Skip to content

Tax-Efficient Exit Strategies for Business Owners in the UK

Two business people shaking hands
Jack Ross Can Help You Exit Your Business Smoothly

Introduction: The Importance of Planning Your Business Exit

Since 1948, Jack Ross Chartered Accountants has been providing state-of-the-art accounting services in the Greater Manchester area and beyond. We pride ourselves on our dedication to financial integrity and technological innovation. Whether you are a sole trader or a large corporation, our clients are our priority. 

If you are in need of our expert accounting services, fill out this contact form in order to book a free consultation.

Exiting a business is often a bittersweet experience. As a business owner, you have poured years of hard work into building your company. That is why it is crucial to have tax-efficient exit strategies in place to maximise the value of your business. 

Why Business Exit Planning is Crucial

It is never too early to start thinking about how you will exit your business. Whether you are planning to sell within the next year or have a long-term exit plan, understanding the tax implications is key to a successful transition.

Types of Business Exit Strategies

Selling Your Business

This is often the quickest way to exit. However, selling your business may have important tax implications, such as capital gains tax on the profits. 

Employee Ownership Trust (EOT)

An EOT is a tax-efficient way to exit as certain conditions are met. Not only will you avoid capital gains tax, but you can also ensure the smoothest transition for the company as it can continue to run under the existing management team.


This is the least preferable method for most business owners. Liquidation could mean that you do not get the best price for your business assets, and there may be a hefty tax bill involved.

Passing the Business to Family

If you are planning on passing the business to a family member, it is important to consider inheritance tax (IHT) and how it will affect your IHT position.

I would recommend this account, knowledgable and helpful

First class service for many years from a first class team. Highly recommended. Prompt, commercially aware, personable.

Been using Jack Ross for a number of years. Good clear advice and nice people to do business with.

Tax Implications: How to Be Tax-Efficient

Being tax-efficient means understanding how to minimise your tax bill while complying with the law. For example, you may qualify for Business Asset Disposal Relief (BADR) under certain conditions, which can reduce your capital gains tax (CGT).
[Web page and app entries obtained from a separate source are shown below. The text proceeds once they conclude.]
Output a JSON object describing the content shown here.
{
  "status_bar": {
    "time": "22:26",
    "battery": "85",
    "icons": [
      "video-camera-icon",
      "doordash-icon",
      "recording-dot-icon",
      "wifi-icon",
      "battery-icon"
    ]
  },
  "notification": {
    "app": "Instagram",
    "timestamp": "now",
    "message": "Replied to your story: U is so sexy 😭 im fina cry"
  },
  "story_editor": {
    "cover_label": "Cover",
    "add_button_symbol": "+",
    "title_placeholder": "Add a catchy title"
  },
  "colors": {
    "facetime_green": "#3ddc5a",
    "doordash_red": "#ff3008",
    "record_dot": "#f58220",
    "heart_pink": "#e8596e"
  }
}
Planning and Consultation: Involve An Accountant

Many business owners start their exit planning too late. Consult an accountant like Jack Ross early to explore business exit planning strategies that can save you money in the long run. They can help you understand crucial aspects like turnover, cash flow, and shareholding.

Get in Touch With Jack Ross Chartered Accountants

Every business owner will eventually need to exit their business. Having a planned exit strategy can help you minimise your tax liabilities and maximise your gains. From understanding your business valuation to knowing the tax consequences, it is crucial to prepare.

Looking for comprehensive accounting solutions that you can trust? Fill in the contact form below and a dedicated Jack Ross expert will contact you to tailor a package that fits your needs perfectly.

Tax-efficient business exit strategies include selling the business, giving it away to your heirs, setting up an Employee Ownership Trust (EOT), going public, or merging with another company. Each option has different implications and requires careful consideration of all aspects of the business.

Planning to exit a business within the next 12 months should involve considering both the financial and strategic aspects of the transaction. Reviewing current cash flow, assessing the value of the business and any potential tax liabilities will be necessary. It is also important to consider potential buyers, succession planning, transfer of trade and assets as well as changes to the tax regime.

The most commonly used valuation methodologies include discounted cash flow (DCF) analysis, which assesses current and future expected cash flows and accounts for risk; asset-based approach, which looks at individual assets such as property; or comparable sales analysis used primarily in private equity transactions.

Get In Touch With Jack Ross

Looking for comprehensive accounting solutions that you can trust? Fill in the contact form below and a member of our dedicated team will contact you to discuss next steps.

Blog Enquiry Form